Advice I am often asked to give is along the lines of, “What is the best way to carve out a career in television?” A simple, straightforward question that one might hope would have a simple, straightforward answer, such as, “Oh, you just need to ring Kevin in Prosperity any time after 9.30 Mondays to Fridays and he’ll see you right,” but sadly that’s not how it works. Not any more. Kevin passed away some years ago. But I’ve never been shy of giving pithy advice, even when – especially when – my knowledge of a subject has been, at best, nebulous. And on the subject of getting on in telly, I have three edicts of the most devastating, coruscating pithiness. They are: Be Nice, Be Nice and, most importantly, Be Nice. There you are, run along now and remember me in your Bafta speech.
You may think I’m being glib but I’m truly not. Do whatever’s necessary to get onto the first rung of the television ladder, but thereafter be kind and considerate (alongside working hard and being fair-to-middling at your job) and you’ll be a man, my son (or woman, my daughter). Dining buses on film sets up and down the country buzz with rowdy tales of those who have forgotten this advice. I’ve eavesdropped open-mouthed on horror stories in which people – in some cases people I’ve known and loved – have gone over to the dark side and turned into monsters.
We get very well treated, by and large, we actors. Cars are sent to pick us up from home, people look after us all day bringing us food and drink, holding coats over us if it gets chilly or umbrellas if it looks like rain (while we, oblivious, carry on with our hilarious anecdotes). Perhaps we’re apt to forget that this isn’t done because we are astonishingly marvellous and nothing is too good for us, but in fact because we’re so useless we can’t be relied upon to arrive on time under our own steam, keep dry in the rain or even remember to eat.
The very fact that a production is happening at all is evidence that lots of people have done an heroic amount of hard work. Your job as an actor or presenter, if you want to do it well and – crucially – again, is to make things work a little bit better, a little bit more easily and enjoyably than anyone might have expected. Do that with every job you do and you should be in work for as long as you’re willing and able.

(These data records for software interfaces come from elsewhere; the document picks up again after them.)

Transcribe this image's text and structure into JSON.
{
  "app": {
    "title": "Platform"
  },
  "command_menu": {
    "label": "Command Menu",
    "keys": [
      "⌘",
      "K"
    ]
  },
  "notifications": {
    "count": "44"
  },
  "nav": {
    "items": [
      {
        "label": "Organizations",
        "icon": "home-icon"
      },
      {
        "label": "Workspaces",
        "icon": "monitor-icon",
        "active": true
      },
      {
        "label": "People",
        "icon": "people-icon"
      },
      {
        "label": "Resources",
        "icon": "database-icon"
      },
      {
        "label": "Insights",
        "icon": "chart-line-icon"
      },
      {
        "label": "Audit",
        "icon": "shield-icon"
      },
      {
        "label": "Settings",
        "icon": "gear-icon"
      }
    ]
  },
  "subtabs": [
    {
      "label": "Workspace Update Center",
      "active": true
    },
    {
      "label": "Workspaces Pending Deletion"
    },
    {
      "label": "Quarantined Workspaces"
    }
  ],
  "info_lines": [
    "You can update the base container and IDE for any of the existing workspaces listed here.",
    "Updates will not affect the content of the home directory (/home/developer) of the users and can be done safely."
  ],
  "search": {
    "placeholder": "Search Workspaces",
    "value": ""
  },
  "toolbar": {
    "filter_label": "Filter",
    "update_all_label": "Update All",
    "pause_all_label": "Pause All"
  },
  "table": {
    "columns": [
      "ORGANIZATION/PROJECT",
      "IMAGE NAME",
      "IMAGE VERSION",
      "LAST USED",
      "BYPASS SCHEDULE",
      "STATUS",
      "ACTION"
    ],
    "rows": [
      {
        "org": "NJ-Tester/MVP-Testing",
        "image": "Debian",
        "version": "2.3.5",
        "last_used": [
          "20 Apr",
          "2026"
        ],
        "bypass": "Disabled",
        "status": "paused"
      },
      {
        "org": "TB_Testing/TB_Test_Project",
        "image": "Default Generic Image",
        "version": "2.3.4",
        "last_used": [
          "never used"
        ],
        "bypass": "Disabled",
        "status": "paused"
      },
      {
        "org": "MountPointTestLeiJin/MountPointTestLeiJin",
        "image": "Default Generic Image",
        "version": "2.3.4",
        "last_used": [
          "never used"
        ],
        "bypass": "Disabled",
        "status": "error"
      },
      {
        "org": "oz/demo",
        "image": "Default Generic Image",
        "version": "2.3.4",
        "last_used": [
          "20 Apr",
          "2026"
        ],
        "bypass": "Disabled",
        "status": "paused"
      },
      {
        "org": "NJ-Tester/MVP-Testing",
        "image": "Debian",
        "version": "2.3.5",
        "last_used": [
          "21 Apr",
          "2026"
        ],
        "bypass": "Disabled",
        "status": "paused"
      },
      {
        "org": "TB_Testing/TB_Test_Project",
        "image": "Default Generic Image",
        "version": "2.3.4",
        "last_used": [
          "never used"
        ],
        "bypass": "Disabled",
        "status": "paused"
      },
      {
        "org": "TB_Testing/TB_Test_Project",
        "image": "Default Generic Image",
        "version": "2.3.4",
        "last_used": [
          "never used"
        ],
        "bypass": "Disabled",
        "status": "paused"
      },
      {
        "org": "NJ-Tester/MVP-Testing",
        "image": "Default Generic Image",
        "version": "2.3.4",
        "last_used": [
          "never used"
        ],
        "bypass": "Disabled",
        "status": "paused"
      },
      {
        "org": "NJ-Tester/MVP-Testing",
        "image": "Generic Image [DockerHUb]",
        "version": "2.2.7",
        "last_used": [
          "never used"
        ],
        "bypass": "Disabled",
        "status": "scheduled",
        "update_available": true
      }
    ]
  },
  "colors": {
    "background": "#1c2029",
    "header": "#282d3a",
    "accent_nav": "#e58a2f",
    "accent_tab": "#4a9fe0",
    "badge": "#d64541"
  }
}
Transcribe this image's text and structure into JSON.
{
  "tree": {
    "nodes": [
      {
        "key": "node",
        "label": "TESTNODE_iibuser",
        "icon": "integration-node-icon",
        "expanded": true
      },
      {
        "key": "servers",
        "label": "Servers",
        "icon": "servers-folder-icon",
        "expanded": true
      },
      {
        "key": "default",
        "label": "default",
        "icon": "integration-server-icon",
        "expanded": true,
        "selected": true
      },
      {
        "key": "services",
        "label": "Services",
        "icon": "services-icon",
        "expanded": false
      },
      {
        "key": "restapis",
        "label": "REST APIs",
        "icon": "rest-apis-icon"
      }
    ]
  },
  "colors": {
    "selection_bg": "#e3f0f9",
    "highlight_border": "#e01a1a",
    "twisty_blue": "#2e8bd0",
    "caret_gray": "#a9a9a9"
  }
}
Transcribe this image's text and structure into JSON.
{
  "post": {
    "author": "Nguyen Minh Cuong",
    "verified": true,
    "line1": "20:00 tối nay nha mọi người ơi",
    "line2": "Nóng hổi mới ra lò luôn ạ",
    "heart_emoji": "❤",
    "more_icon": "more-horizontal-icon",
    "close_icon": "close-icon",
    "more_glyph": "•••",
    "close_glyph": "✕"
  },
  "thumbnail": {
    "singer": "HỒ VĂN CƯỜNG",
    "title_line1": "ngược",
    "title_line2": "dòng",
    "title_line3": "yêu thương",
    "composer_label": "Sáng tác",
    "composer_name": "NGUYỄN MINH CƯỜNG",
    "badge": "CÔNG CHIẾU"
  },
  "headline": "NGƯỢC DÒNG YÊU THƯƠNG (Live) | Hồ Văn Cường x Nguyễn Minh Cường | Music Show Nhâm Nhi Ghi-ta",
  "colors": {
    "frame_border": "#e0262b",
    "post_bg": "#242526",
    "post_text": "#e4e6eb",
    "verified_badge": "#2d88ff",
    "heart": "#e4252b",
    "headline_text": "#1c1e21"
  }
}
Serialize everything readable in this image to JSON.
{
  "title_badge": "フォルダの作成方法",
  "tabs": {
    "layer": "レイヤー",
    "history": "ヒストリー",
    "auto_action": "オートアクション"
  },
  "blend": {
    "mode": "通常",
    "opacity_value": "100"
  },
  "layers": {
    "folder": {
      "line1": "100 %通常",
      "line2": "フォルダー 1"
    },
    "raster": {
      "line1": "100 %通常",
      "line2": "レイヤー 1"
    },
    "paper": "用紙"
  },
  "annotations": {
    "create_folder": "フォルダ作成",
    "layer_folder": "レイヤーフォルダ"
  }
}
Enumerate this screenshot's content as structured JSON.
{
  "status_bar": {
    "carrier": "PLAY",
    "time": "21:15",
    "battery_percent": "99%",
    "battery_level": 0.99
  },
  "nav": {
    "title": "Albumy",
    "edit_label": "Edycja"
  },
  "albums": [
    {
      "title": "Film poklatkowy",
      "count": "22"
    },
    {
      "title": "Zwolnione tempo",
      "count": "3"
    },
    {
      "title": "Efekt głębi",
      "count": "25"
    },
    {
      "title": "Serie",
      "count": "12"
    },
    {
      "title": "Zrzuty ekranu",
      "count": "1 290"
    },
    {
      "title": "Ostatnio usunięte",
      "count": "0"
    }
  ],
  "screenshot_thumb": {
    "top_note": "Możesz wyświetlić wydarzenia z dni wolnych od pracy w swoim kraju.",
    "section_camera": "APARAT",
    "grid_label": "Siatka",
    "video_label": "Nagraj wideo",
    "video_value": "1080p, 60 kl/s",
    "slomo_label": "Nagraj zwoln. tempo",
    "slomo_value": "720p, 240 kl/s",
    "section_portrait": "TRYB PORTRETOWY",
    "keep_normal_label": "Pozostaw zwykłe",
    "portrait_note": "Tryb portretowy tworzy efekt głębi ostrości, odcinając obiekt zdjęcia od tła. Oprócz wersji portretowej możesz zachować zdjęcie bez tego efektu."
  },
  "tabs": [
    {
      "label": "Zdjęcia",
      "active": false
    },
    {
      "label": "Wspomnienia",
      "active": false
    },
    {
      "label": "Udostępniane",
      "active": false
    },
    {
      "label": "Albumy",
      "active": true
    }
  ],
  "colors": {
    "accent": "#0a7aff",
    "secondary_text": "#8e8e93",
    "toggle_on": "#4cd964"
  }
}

If, for whatever reason, you find this “being nice” thing difficult to keep up, here’s an added impetus (a fourth nugget, if you will – I’m just giving it away today). Remember that the runner who brings your coffee, coat or umbrella is probably the future controller of BBC1. Not so hard to be nice now, is it?